Backers of pot banking bill see the finish line in House
WASHINGTON — A key House sponsor of cannabis banking legislation expressed hope that the chamber is close to voting on the bill, but questions still remain about its chances in the Senate.
The Secure and Fair Enforcement Banking Act was approved in March by the House Financial Services Committee. The bill would bar federal regulators from penalizing depository institutions for servicing marijuana businesses in states where the substance is legal.
“We’re hoping that this will come up within the next month, in which case then it will go to the Senate, and we’re going to have to work very hard over on the Senate side,” said Rep. Ed Perlmutter, D-Colo., the bill's chief sponsor, at a legislative briefing held on Capitol Hill by the National Cannabis Industry Association.
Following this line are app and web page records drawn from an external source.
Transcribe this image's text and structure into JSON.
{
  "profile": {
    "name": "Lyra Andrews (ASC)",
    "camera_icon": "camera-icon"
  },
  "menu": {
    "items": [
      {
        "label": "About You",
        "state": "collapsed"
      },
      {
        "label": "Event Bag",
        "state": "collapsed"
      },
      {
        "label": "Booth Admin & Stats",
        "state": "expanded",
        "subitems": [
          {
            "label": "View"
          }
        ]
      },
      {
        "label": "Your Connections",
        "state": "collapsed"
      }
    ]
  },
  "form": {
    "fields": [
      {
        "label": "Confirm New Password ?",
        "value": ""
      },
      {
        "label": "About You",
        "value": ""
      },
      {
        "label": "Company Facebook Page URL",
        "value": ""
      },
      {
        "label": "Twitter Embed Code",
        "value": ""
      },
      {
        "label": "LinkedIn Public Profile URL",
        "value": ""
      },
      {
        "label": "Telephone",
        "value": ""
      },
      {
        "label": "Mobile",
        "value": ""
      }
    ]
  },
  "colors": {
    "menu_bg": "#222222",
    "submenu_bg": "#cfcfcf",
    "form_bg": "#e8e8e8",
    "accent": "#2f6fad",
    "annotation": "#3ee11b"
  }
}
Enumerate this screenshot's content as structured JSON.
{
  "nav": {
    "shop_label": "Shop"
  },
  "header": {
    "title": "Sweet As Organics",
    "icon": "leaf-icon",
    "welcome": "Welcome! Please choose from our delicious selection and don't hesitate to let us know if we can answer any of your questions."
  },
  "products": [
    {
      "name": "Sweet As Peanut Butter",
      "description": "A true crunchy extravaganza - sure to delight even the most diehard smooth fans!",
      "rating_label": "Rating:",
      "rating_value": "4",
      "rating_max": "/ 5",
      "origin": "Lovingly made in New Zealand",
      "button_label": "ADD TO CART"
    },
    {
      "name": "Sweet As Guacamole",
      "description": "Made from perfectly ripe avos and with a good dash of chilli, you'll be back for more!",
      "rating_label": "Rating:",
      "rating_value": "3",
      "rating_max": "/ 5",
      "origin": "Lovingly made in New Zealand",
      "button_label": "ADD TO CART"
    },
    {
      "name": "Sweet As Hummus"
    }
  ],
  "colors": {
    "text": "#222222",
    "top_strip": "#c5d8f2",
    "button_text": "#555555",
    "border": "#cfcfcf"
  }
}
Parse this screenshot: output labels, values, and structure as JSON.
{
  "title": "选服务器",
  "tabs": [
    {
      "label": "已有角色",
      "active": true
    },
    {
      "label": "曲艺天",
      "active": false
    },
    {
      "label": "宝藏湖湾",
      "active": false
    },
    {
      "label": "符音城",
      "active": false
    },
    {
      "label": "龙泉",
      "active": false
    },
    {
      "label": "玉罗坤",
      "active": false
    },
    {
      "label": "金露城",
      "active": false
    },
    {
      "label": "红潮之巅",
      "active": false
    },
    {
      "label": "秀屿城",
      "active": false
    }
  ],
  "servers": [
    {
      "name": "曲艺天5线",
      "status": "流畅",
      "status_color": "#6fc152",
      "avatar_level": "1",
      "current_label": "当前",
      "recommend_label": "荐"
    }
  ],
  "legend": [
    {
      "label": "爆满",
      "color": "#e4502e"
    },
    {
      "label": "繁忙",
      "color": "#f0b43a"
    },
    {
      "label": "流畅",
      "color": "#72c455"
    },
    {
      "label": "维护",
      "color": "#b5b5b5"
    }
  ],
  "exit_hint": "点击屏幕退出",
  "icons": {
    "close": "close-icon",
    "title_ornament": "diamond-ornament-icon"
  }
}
Perlmutter said the bill would go to the House Rules Committee before it can be considered on the floor. But the legislation faces a tougher challenge in the Senate, where GOP leaders have been reluctant to loosen federal rules for cannabis despite state legalization efforts. Marijuana is banned as a Schedule I drug under federal law.
In the Senate, the SAFE Banking Act has some bipartisan support, and is sponsored by Sen. Cory Gardner, R-Colo., and Sen. Jeff Merkley, D-Ore. Perlmutter pointed to the bill’s biggest obstacles in the Senate as Banking Committee Chairman Mike Crapo, R-Idaho, and Senate Majority Leader Mitch McConnell, R-Ky.
But the banking industry is urging Crapo to add the SAFE Banking Act to the committee's agenda. On Monday, banking trade groups from all 50 states signed onto a letter urging him and Sen. Sherrod Brown, D-Ohio, the ranking member of the committee, to hold hearings on “the merits of providing cannabis-related businesses access to banking services.”
“As a result of congressional inaction and the lack of regulatory clarity, legal cannabis businesses must operate on an all-cash basis, subjecting their employees and the general public to serious risk of criminal activity and harm,” the letter said.
The letter, which was signed by the Idaho Bankers Association from Crapo’s home state, increases the probability that the Banking Committee will hold a hearing, said Jaret Seiberg, an analyst with Cowen Washington Research Group, in a note.
“We see this letter increasing the pressure on Sen. Crapo to hold a hearing on the SAFE Act in the coming months,” he said. “And we believe that once he holds a hearing on the bill that it will become easier to then attach that bill to a broader legislative package such as a spending bill.”
McConnell could also be persuaded to consider the SAFE Banking Act, said Perlmutter.
“The fact that the hemp industry has been struggling, where they expect a big production out of Kentucky, McConnell is worried about that,” he said. “If we can include hemp and other things in the SAFE Banking Act, that will make it more attractive to him to move the bill forward.”
When the bill moves to the House floor, it is poised to pass with “something between 250 or more votes,” said Perlmutter.